● **SOURCE RECORDS**
+-------+

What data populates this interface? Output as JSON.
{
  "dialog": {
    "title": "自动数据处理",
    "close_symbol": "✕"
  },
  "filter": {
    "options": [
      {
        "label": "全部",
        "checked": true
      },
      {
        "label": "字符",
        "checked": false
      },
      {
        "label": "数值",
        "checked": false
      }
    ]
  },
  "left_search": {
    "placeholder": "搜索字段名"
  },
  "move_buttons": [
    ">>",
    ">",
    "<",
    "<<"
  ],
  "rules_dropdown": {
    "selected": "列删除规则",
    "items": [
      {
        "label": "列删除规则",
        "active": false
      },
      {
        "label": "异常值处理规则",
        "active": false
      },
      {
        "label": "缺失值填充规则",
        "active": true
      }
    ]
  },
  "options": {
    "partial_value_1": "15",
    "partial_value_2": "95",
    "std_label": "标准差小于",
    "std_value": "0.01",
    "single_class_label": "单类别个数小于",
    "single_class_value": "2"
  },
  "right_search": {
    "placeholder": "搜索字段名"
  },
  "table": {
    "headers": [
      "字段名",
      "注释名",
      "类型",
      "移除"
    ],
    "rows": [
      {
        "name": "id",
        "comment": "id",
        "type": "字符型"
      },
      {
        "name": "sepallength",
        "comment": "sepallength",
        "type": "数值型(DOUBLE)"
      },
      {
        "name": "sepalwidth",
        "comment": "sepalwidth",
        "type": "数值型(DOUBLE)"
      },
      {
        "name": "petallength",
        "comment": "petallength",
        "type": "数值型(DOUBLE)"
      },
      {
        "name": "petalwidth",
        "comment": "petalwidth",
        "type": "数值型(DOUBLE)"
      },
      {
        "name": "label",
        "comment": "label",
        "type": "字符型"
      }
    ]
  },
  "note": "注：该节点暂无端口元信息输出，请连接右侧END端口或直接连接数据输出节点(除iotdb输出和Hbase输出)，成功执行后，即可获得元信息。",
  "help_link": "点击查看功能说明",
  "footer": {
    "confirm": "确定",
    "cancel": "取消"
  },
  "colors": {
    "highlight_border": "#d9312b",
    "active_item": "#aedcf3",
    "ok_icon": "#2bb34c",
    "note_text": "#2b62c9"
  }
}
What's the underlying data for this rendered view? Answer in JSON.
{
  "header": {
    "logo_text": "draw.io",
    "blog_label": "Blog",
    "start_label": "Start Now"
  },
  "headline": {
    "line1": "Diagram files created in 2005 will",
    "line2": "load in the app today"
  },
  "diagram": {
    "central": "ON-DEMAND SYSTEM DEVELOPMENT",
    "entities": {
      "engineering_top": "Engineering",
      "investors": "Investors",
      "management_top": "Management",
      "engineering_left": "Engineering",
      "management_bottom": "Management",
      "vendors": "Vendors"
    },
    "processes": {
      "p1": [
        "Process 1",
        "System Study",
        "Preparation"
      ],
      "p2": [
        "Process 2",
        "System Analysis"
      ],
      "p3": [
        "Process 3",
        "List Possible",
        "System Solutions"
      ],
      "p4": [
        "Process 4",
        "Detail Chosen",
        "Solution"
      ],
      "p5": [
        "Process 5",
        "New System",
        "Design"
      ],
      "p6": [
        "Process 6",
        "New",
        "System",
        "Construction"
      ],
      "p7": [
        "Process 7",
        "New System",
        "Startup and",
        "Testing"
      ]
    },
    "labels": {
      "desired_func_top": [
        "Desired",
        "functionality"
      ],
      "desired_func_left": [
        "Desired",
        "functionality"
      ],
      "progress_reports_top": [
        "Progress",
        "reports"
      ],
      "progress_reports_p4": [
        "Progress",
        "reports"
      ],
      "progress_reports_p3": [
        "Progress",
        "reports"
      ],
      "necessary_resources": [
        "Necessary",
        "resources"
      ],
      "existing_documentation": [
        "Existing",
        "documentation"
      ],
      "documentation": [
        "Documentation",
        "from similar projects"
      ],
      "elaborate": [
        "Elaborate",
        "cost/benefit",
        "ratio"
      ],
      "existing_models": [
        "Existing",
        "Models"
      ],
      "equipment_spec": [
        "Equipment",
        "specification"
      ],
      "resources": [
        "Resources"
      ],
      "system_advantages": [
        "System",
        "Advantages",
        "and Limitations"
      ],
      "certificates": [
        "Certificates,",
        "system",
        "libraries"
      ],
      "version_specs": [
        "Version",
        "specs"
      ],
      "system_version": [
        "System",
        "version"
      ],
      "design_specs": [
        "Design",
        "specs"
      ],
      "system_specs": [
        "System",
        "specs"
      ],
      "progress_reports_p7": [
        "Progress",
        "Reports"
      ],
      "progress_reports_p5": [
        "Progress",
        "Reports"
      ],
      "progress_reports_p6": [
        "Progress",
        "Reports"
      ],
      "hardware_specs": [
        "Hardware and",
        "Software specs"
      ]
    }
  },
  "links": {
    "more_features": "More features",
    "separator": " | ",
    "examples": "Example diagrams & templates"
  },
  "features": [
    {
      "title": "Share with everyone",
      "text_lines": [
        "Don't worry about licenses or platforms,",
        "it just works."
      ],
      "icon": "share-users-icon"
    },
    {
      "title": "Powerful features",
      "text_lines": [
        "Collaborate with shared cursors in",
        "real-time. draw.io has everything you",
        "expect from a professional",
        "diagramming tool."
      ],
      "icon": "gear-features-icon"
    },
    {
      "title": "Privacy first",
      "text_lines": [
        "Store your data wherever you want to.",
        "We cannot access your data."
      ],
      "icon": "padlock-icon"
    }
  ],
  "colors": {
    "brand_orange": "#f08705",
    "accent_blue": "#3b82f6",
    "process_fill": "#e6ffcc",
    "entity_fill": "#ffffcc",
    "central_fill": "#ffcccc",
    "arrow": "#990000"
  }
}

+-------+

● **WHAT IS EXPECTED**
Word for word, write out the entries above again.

● **FINAL ANSWER**
What data populates this interface? Output as JSON.
{
  "dialog": {
    "title": "自动数据处理",
    "close_symbol": "✕"
  },
  "filter": {
    "options": [
      {
        "label": "全部",
        "checked": true
      },
      {
        "label": "字符",
        "checked": false
      },
      {
        "label": "数值",
        "checked": false
      }
    ]
  },
  "left_search": {
    "placeholder": "搜索字段名"
  },
  "move_buttons": [
    ">>",
    ">",
    "<",
    "<<"
  ],
  "rules_dropdown": {
    "selected": "列删除规则",
    "items": [
      {
        "label": "列删除规则",
        "active": false
      },
      {
        "label": "异常值处理规则",
        "active": false
      },
      {
        "label": "缺失值填充规则",
        "active": true
      }
    ]
  },
  "options": {
    "partial_value_1": "15",
    "partial_value_2": "95",
    "std_label": "标准差小于",
    "std_value": "0.01",
    "single_class_label": "单类别个数小于",
    "single_class_value": "2"
  },
  "right_search": {
    "placeholder": "搜索字段名"
  },
  "table": {
    "headers": [
      "字段名",
      "注释名",
      "类型",
      "移除"
    ],
    "rows": [
      {
        "name": "id",
        "comment": "id",
        "type": "字符型"
      },
      {
        "name": "sepallength",
        "comment": "sepallength",
        "type": "数值型(DOUBLE)"
      },
      {
        "name": "sepalwidth",
        "comment": "sepalwidth",
        "type": "数值型(DOUBLE)"
      },
      {
        "name": "petallength",
        "comment": "petallength",
        "type": "数值型(DOUBLE)"
      },
      {
        "name": "petalwidth",
        "comment": "petalwidth",
        "type": "数值型(DOUBLE)"
      },
      {
        "name": "label",
        "comment": "label",
        "type": "字符型"
      }
    ]
  },
  "note": "注：该节点暂无端口元信息输出，请连接右侧END端口或直接连接数据输出节点(除iotdb输出和Hbase输出)，成功执行后，即可获得元信息。",
  "help_link": "点击查看功能说明",
  "footer": {
    "confirm": "确定",
    "cancel": "取消"
  },
  "colors": {
    "highlight_border": "#d9312b",
    "active_item": "#aedcf3",
    "ok_icon": "#2bb34c",
    "note_text": "#2b62c9"
  }
}
What's the underlying data for this rendered view? Answer in JSON.
{
  "header": {
    "logo_text": "draw.io",
    "blog_label": "Blog",
    "start_label": "Start Now"
  },
  "headline": {
    "line1": "Diagram files created in 2005 will",
    "line2": "load in the app today"
  },
  "diagram": {
    "central": "ON-DEMAND SYSTEM DEVELOPMENT",
    "entities": {
      "engineering_top": "Engineering",
      "investors": "Investors",
      "management_top": "Management",
      "engineering_left": "Engineering",
      "management_bottom": "Management",
      "vendors": "Vendors"
    },
    "processes": {
      "p1": [
        "Process 1",
        "System Study",
        "Preparation"
      ],
      "p2": [
        "Process 2",
        "System Analysis"
      ],
      "p3": [
        "Process 3",
        "List Possible",
        "System Solutions"
      ],
      "p4": [
        "Process 4",
        "Detail Chosen",
        "Solution"
      ],
      "p5": [
        "Process 5",
        "New System",
        "Design"
      ],
      "p6": [
        "Process 6",
        "New",
        "System",
        "Construction"
      ],
      "p7": [
        "Process 7",
        "New System",
        "Startup and",
        "Testing"
      ]
    },
    "labels": {
      "desired_func_top": [
        "Desired",
        "functionality"
      ],
      "desired_func_left": [
        "Desired",
        "functionality"
      ],
      "progress_reports_top": [
        "Progress",
        "reports"
      ],
      "progress_reports_p4": [
        "Progress",
        "reports"
      ],
      "progress_reports_p3": [
        "Progress",
        "reports"
      ],
      "necessary_resources": [
        "Necessary",
        "resources"
      ],
      "existing_documentation": [
        "Existing",
        "documentation"
      ],
      "documentation": [
        "Documentation",
        "from similar projects"
      ],
      "elaborate": [
        "Elaborate",
        "cost/benefit",
        "ratio"
      ],
      "existing_models": [
        "Existing",
        "Models"
      ],
      "equipment_spec": [
        "Equipment",
        "specification"
      ],
      "resources": [
        "Resources"
      ],
      "system_advantages": [
        "System",
        "Advantages",
        "and Limitations"
      ],
      "certificates": [
        "Certificates,",
        "system",
        "libraries"
      ],
      "version_specs": [
        "Version",
        "specs"
      ],
      "system_version": [
        "System",
        "version"
      ],
      "design_specs": [
        "Design",
        "specs"
      ],
      "system_specs": [
        "System",
        "specs"
      ],
      "progress_reports_p7": [
        "Progress",
        "Reports"
      ],
      "progress_reports_p5": [
        "Progress",
        "Reports"
      ],
      "progress_reports_p6": [
        "Progress",
        "Reports"
      ],
      "hardware_specs": [
        "Hardware and",
        "Software specs"
      ]
    }
  },
  "links": {
    "more_features": "More features",
    "separator": " | ",
    "examples": "Example diagrams & templates"
  },
  "features": [
    {
      "title": "Share with everyone",
      "text_lines": [
        "Don't worry about licenses or platforms,",
        "it just works."
      ],
      "icon": "share-users-icon"
    },
    {
      "title": "Powerful features",
      "text_lines": [
        "Collaborate with shared cursors in",
        "real-time. draw.io has everything you",
        "expect from a professional",
        "diagramming tool."
      ],
      "icon": "gear-features-icon"
    },
    {
      "title": "Privacy first",
      "text_lines": [
        "Store your data wherever you want to.",
        "We cannot access your data."
      ],
      "icon": "padlock-icon"
    }
  ],
  "colors": {
    "brand_orange": "#f08705",
    "accent_blue": "#3b82f6",
    "process_fill": "#e6ffcc",
    "entity_fill": "#ffffcc",
    "central_fill": "#ffcccc",
    "arrow": "#990000"
  }
}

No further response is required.